A Comparative of Odysseys Between 1841 and 1900, some of the biggest changes in American history were made. Slavery was questioned and abolished; the civil war occurred, former slaves were given the right to vote, railroads were developed, and political corruptness was becoming more and more difficult to control in the South. Louisiana was at the forefront of these changes, and two men had particularly remarkable experiences here. Carnival of Fury and Twelve Years a Slave explore the lives of two men who came to Louisiana for very different reasons during two different but similar eras. Solomon Northup’s Twelve Years a Slave, is an autobiography about a free man who was tricked into slavery in the 1840s.
At this point he mentally pulls himself completely away from the shameful rural areas. Frederick Douglass expresses his view of the dehumanization of slaves. This is a recurring theme for Douglass, so that he could show the mental capabilities slave owners had to have and mental restrictions that they had to put on the slaves. These self-deceptions build upon one another until slave owners are left without their so-called religion or reason, with hypocrisy as the basis of their existence. This shows the basic feelings he has towards the 4th of July
| The Quest for Freedom | | | Ed Beliveau | 2/2/2014 | My thoughts on the Narrative of the life of Fredrick Douglass. | Beliveau 1 Edward Beliveau Professor Gehring The American Experience Feb 2, 2014 Freedom There was much in the life of slaves that cannot be debated, like their inequality, their lack of education, and all basic personal freedoms that we all have come to rely on. In the narrative of the life of Fredrick Douglass we see how his life of constant searching for knowledge and his physical rebellion to his overseers came from his own thoughts of what manhood meant and his perception of the psychological sources of the master’s power over the slave. Douglass does a great job of showing us the inequality
“Narrative of the life of Frederick Douglass” The “Narrative of the life of Frederick Douglass” written by himself and published at The Anti- Slavery Office in 1845, is a descriptive insight to how his life was during and shortly after slavery. The book takes us through different accounts of abuse, neglect and hardships that mold Frederick into the inspirational man he would soon become. It begins with Douglass as a young boy losing his mother and all connections to family and safety. He then recollects the numerous slaveholders he belonged to or worked for and how each of them treated their slaves, or as some of them thought, their belongings.
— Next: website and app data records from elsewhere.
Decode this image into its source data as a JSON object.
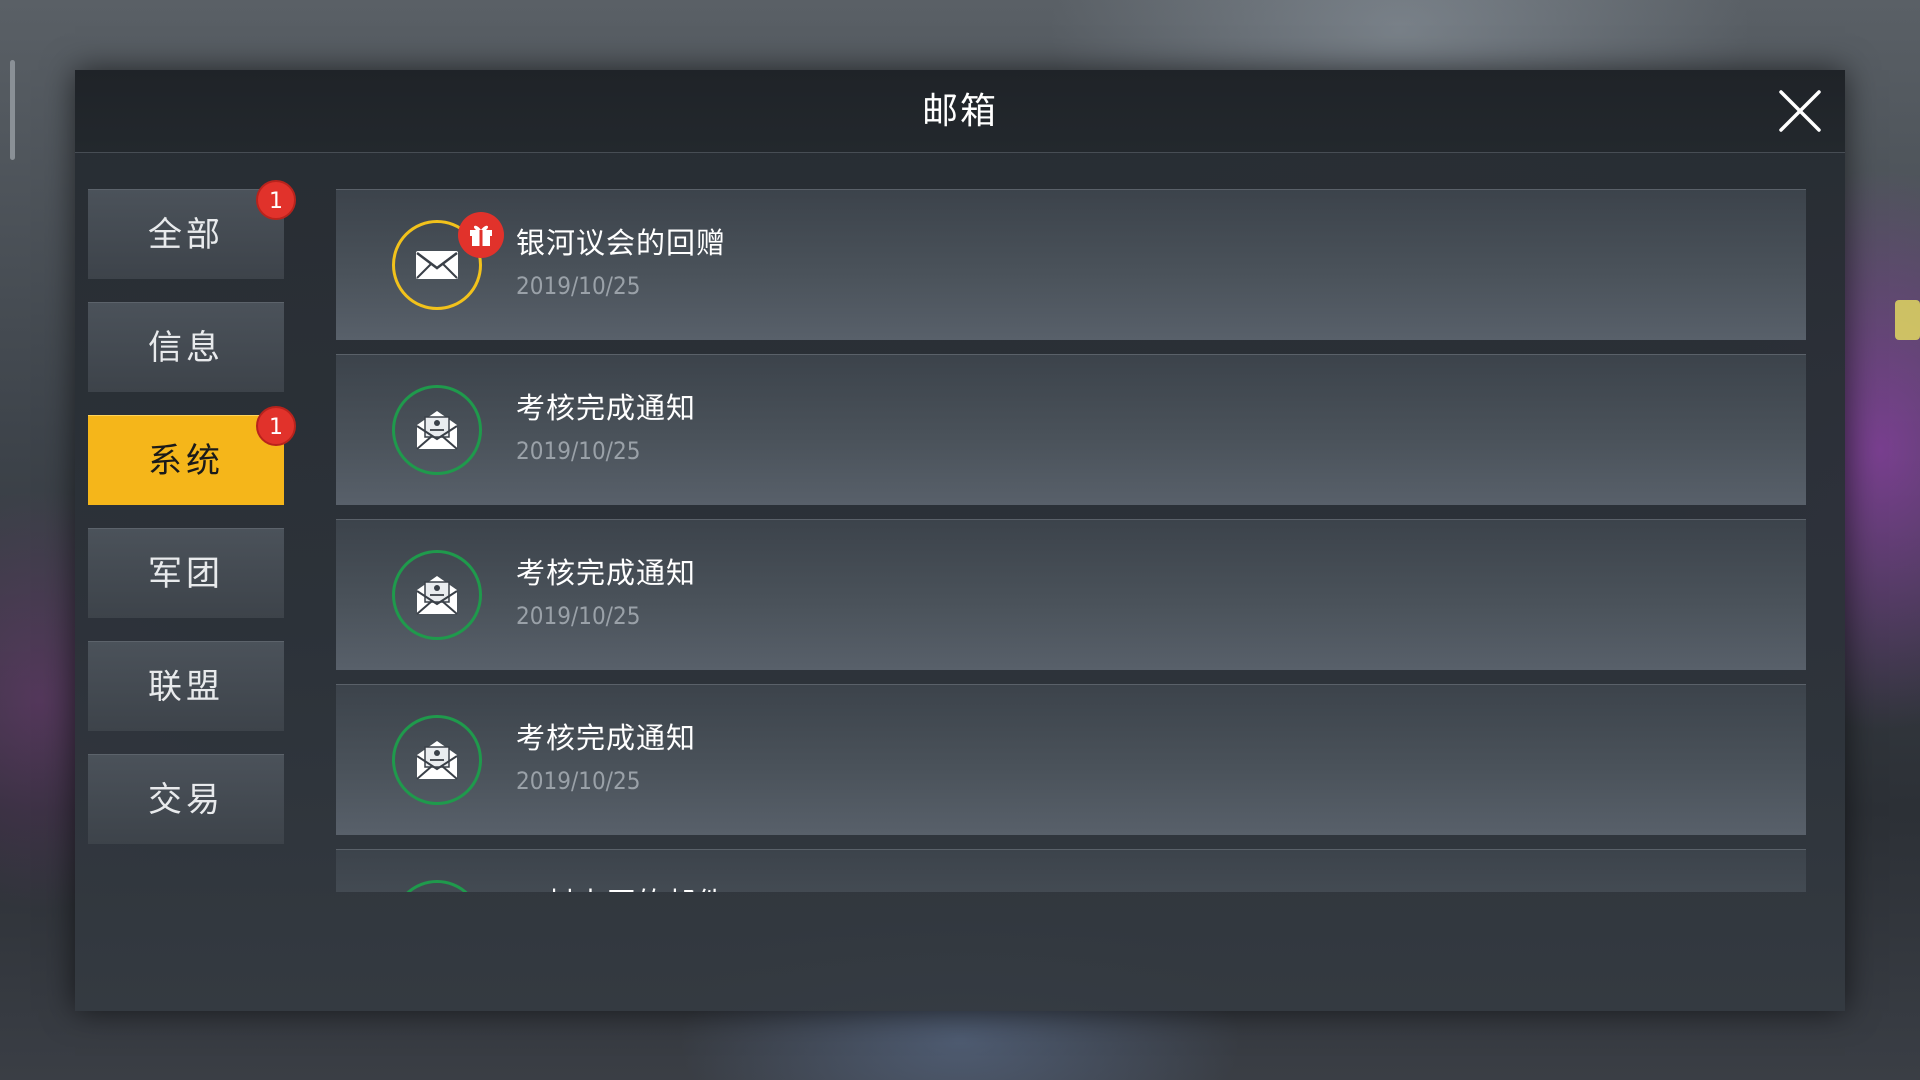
{
  "mailbox": {
    "title": "邮箱"
  },
  "sidebar": {
    "items": [
      {
        "label": "全部",
        "badge": "1",
        "active": false
      },
      {
        "label": "信息",
        "badge": "",
        "active": false
      },
      {
        "label": "系统",
        "badge": "1",
        "active": true
      },
      {
        "label": "军团",
        "badge": "",
        "active": false
      },
      {
        "label": "联盟",
        "badge": "",
        "active": false
      },
      {
        "label": "交易",
        "badge": "",
        "active": false
      }
    ]
  },
  "mails": [
    {
      "subject": "银河议会的回赠",
      "date": "2019/10/25",
      "icon": "envelope-icon",
      "has_gift": true,
      "ring_color": "#f2c21b"
    },
    {
      "subject": "考核完成通知",
      "date": "2019/10/25",
      "icon": "open-letter-icon",
      "has_gift": false,
      "ring_color": "#1f9a4c"
    },
    {
      "subject": "考核完成通知",
      "date": "2019/10/25",
      "icon": "open-letter-icon",
      "has_gift": false,
      "ring_color": "#1f9a4c"
    },
    {
      "subject": "考核完成通知",
      "date": "2019/10/25",
      "icon": "open-letter-icon",
      "has_gift": false,
      "ring_color": "#1f9a4c"
    },
    {
      "subject": "一封来历的邮件",
      "date": "",
      "icon": "open-letter-icon",
      "has_gift": false,
      "ring_color": "#1f9a4c"
    }
  ],
  "colors": {
    "active_tab": "#f5b61a",
    "badge": "#e1322b",
    "gift_ring": "#f2c21b",
    "read_ring": "#1f9a4c"
  }
}
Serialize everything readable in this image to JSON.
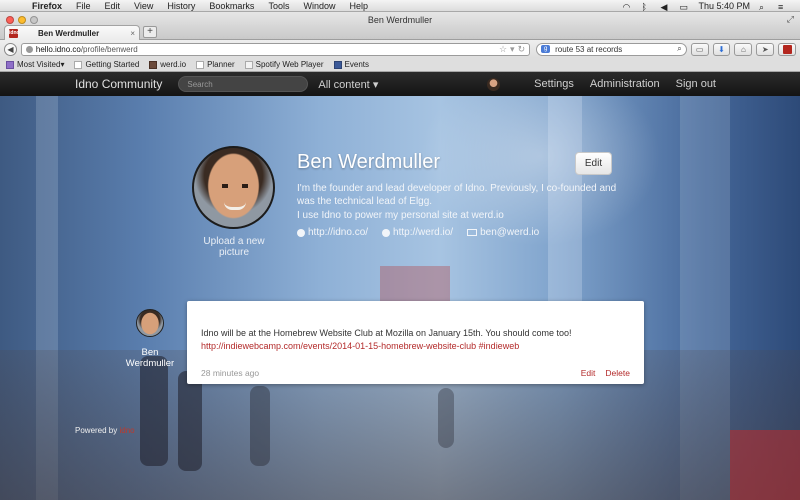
{
  "menubar": {
    "app": "Firefox",
    "items": [
      "File",
      "Edit",
      "View",
      "History",
      "Bookmarks",
      "Tools",
      "Window",
      "Help"
    ],
    "clock": "Thu 5:40 PM"
  },
  "window": {
    "title": "Ben Werdmuller"
  },
  "tab": {
    "title": "Ben Werdmuller",
    "favicon_text": "idno"
  },
  "toolbar": {
    "url_host": "hello.idno.co",
    "url_path": "/profile/benwerd",
    "search_value": "route 53 at records"
  },
  "bookmarks": [
    "Most Visited",
    "Getting Started",
    "werd.io",
    "Planner",
    "Spotify Web Player",
    "Events"
  ],
  "site": {
    "brand": "Idno Community",
    "search_placeholder": "Search",
    "all_content": "All content",
    "nav": [
      "Settings",
      "Administration",
      "Sign out"
    ]
  },
  "profile": {
    "name": "Ben Werdmuller",
    "edit_label": "Edit",
    "upload_label": "Upload a new picture",
    "bio_1": "I'm the founder and lead developer of Idno. Previously, I co-founded and was the technical lead of Elgg.",
    "bio_2": "I use Idno to power my personal site at werd.io",
    "links": [
      "http://idno.co/",
      "http://werd.io/",
      "ben@werd.io"
    ]
  },
  "post": {
    "author": "Ben Werdmuller",
    "text": "Idno will be at the Homebrew Website Club at Mozilla on January 15th. You should come too!",
    "link": "http://indiewebcamp.com/events/2014-01-15-homebrew-website-club",
    "tag": "#indieweb",
    "time": "28 minutes ago",
    "edit": "Edit",
    "delete": "Delete"
  },
  "footer": {
    "powered": "Powered by",
    "powered_link": "idno"
  },
  "colors": {
    "accent": "#b32a2a",
    "navbar": "#1c1c1c"
  }
}
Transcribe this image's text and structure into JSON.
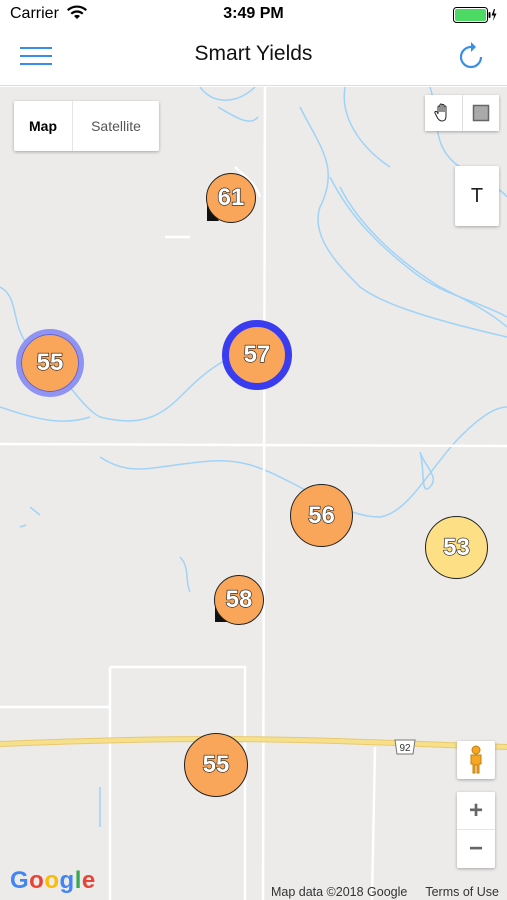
{
  "status": {
    "carrier": "Carrier",
    "time": "3:49 PM"
  },
  "nav": {
    "title": "Smart Yields"
  },
  "map_type": {
    "map": "Map",
    "satellite": "Satellite"
  },
  "controls": {
    "text_tool": "T",
    "zoom_in": "+",
    "zoom_out": "−"
  },
  "clusters": [
    {
      "label": "61",
      "color": "#f9a65a"
    },
    {
      "label": "55",
      "color": "#f9a65a",
      "ring_color": "#8f93f3"
    },
    {
      "label": "57",
      "color": "#f9a65a",
      "ring_color": "#3a3cf0"
    },
    {
      "label": "56",
      "color": "#f9a65a"
    },
    {
      "label": "53",
      "color": "#fddf86"
    },
    {
      "label": "58",
      "color": "#f9a65a"
    },
    {
      "label": "55",
      "color": "#f9a65a"
    }
  ],
  "road_shield": "92",
  "map_footer": {
    "logo": "Google",
    "data": "Map data ©2018 Google",
    "terms": "Terms of Use"
  },
  "colors": {
    "accent": "#3a8ee6",
    "battery": "#4cd964",
    "water": "#9fd3f7",
    "road_major": "#f7e08a"
  }
}
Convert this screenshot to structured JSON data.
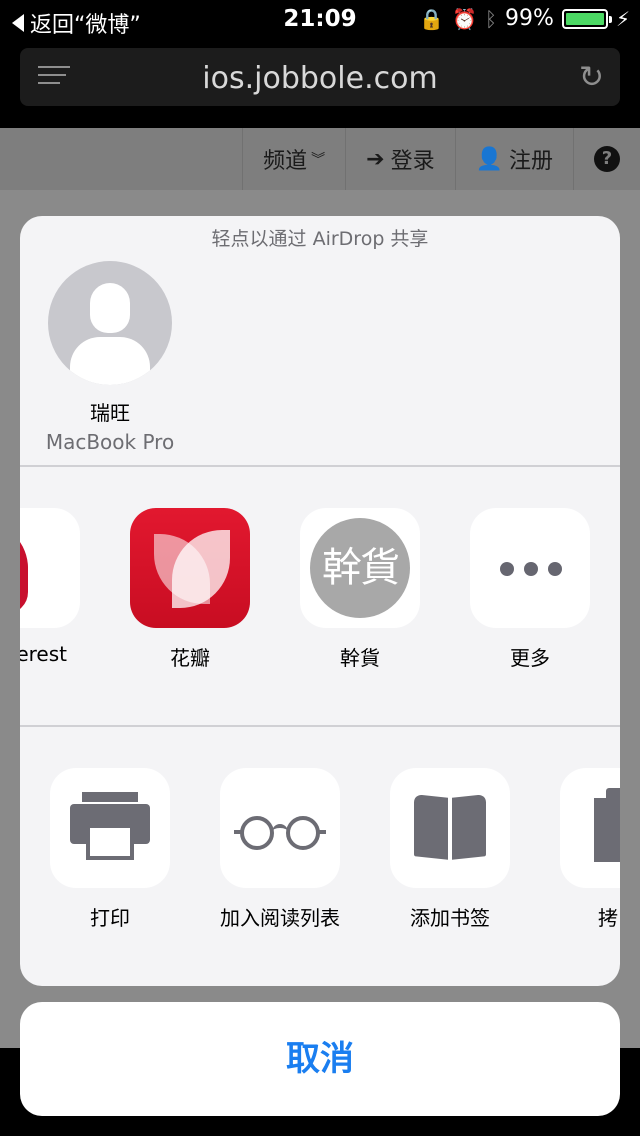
{
  "status_bar": {
    "back_label": "返回“微博”",
    "time": "21:09",
    "battery": "99%",
    "battery_level": 0.99
  },
  "browser": {
    "url": "ios.jobbole.com"
  },
  "site_nav": {
    "channels": "频道",
    "login": "登录",
    "register": "注册",
    "help": "?"
  },
  "share_sheet": {
    "airdrop_title": "轻点以通过 AirDrop 共享",
    "contact": {
      "name": "瑞旺",
      "device": "MacBook Pro"
    },
    "apps": [
      {
        "label": "erest",
        "icon": "pinterest-icon"
      },
      {
        "label": "花瓣",
        "icon": "huaban-icon"
      },
      {
        "label": "幹貨",
        "icon": "ganhuo-icon",
        "icon_text": "幹貨"
      },
      {
        "label": "更多",
        "icon": "more-icon"
      }
    ],
    "actions": [
      {
        "label": "打印",
        "icon": "printer-icon"
      },
      {
        "label": "加入阅读列表",
        "icon": "glasses-icon"
      },
      {
        "label": "添加书签",
        "icon": "book-icon"
      },
      {
        "label": "拷",
        "icon": "copy-icon"
      }
    ],
    "cancel_label": "取消"
  }
}
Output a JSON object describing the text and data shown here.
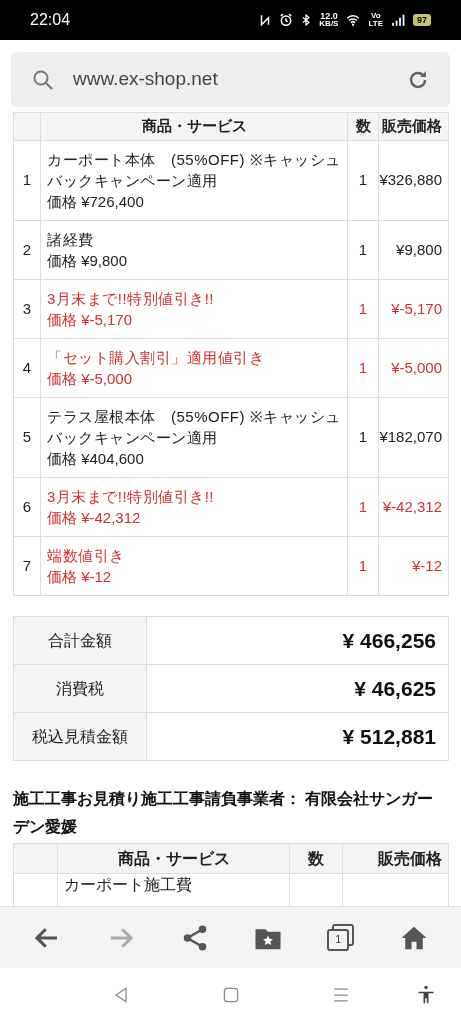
{
  "status_bar": {
    "time": "22:04",
    "network_speed": "12.0",
    "network_unit": "KB/S",
    "volte": "Vo",
    "lte": "LTE",
    "battery": "97"
  },
  "address_bar": {
    "url": "www.ex-shop.net"
  },
  "estimate_table": {
    "columns": [
      "",
      "商品・サービス",
      "数",
      "販売価格"
    ],
    "rows": [
      {
        "kind": "item",
        "no": "1",
        "name": "カーポート本体　(55%OFF) ※キャッシュバックキャンペーン適用",
        "list_price": "価格 ¥726,400",
        "qty": "1",
        "price": "¥326,880"
      },
      {
        "kind": "item",
        "no": "2",
        "name": "諸経費",
        "list_price": "価格 ¥9,800",
        "qty": "1",
        "price": "¥9,800"
      },
      {
        "kind": "discount",
        "no": "3",
        "name": "3月末まで!!特別値引き!!",
        "list_price": "価格 ¥-5,170",
        "qty": "1",
        "price": "¥-5,170"
      },
      {
        "kind": "discount",
        "no": "4",
        "name": "「セット購入割引」適用値引き",
        "list_price": "価格 ¥-5,000",
        "qty": "1",
        "price": "¥-5,000"
      },
      {
        "kind": "item",
        "no": "5",
        "name": "テラス屋根本体　(55%OFF) ※キャッシュバックキャンペーン適用",
        "list_price": "価格 ¥404,600",
        "qty": "1",
        "price": "¥182,070"
      },
      {
        "kind": "discount",
        "no": "6",
        "name": "3月末まで!!特別値引き!!",
        "list_price": "価格 ¥-42,312",
        "qty": "1",
        "price": "¥-42,312"
      },
      {
        "kind": "discount",
        "no": "7",
        "name": "端数値引き",
        "list_price": "価格 ¥-12",
        "qty": "1",
        "price": "¥-12"
      }
    ]
  },
  "totals": [
    {
      "label": "合計金額",
      "value": "¥ 466,256"
    },
    {
      "label": "消費税",
      "value": "¥ 46,625"
    },
    {
      "label": "税込見積金額",
      "value": "¥ 512,881"
    }
  ],
  "construction_heading": "施工工事お見積り施工工事請負事業者： 有限会社サンガーデン愛媛",
  "construction_table": {
    "columns": [
      "",
      "商品・サービス",
      "数",
      "販売価格"
    ],
    "rows": [
      {
        "name": "カーポート施工費"
      }
    ]
  },
  "toolbar": {
    "tab_count": "1",
    "forward_disabled": true
  }
}
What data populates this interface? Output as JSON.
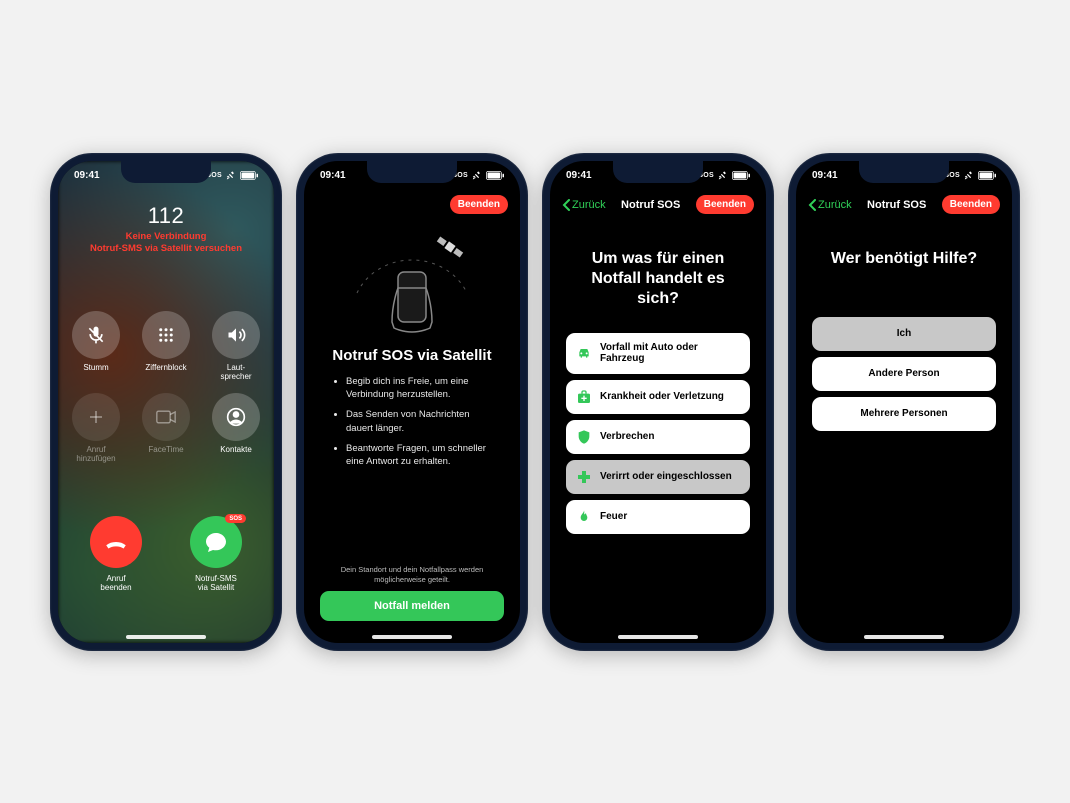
{
  "status": {
    "time": "09:41",
    "sos_label": "SOS"
  },
  "phone1": {
    "number": "112",
    "fail_line1": "Keine Verbindung",
    "fail_line2": "Notruf-SMS via Satellit versuchen",
    "buttons": {
      "mute": "Stumm",
      "keypad": "Ziffernblock",
      "speaker": "Laut-\nsprecher",
      "add": "Anruf\nhinzufügen",
      "facetime": "FaceTime",
      "contacts": "Kontakte"
    },
    "hangup": "Anruf\nbeenden",
    "sms": "Notruf-SMS\nvia Satellit",
    "sms_badge": "SOS"
  },
  "phone2": {
    "end": "Beenden",
    "title": "Notruf SOS via Satellit",
    "bullets": [
      "Begib dich ins Freie, um eine Verbindung herzustellen.",
      "Das Senden von Nachrichten dauert länger.",
      "Beantworte Fragen, um schneller eine Antwort zu erhalten."
    ],
    "note": "Dein Standort und dein Notfallpass werden möglicherweise geteilt.",
    "cta": "Notfall melden"
  },
  "phone3": {
    "back": "Zurück",
    "nav_title": "Notruf SOS",
    "end": "Beenden",
    "question": "Um was für einen Notfall handelt es sich?",
    "options": [
      {
        "icon": "car",
        "label": "Vorfall mit Auto oder Fahrzeug"
      },
      {
        "icon": "med",
        "label": "Krankheit oder Verletzung"
      },
      {
        "icon": "shield",
        "label": "Verbrechen"
      },
      {
        "icon": "cross",
        "label": "Verirrt oder eingeschlossen",
        "selected": true
      },
      {
        "icon": "flame",
        "label": "Feuer"
      }
    ]
  },
  "phone4": {
    "back": "Zurück",
    "nav_title": "Notruf SOS",
    "end": "Beenden",
    "question": "Wer benötigt Hilfe?",
    "options": [
      {
        "label": "Ich",
        "selected": true
      },
      {
        "label": "Andere Person"
      },
      {
        "label": "Mehrere Personen"
      }
    ]
  }
}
Around his late teens, early twenties he begins to explore and highly consider the idea of escaping to the free states in the north.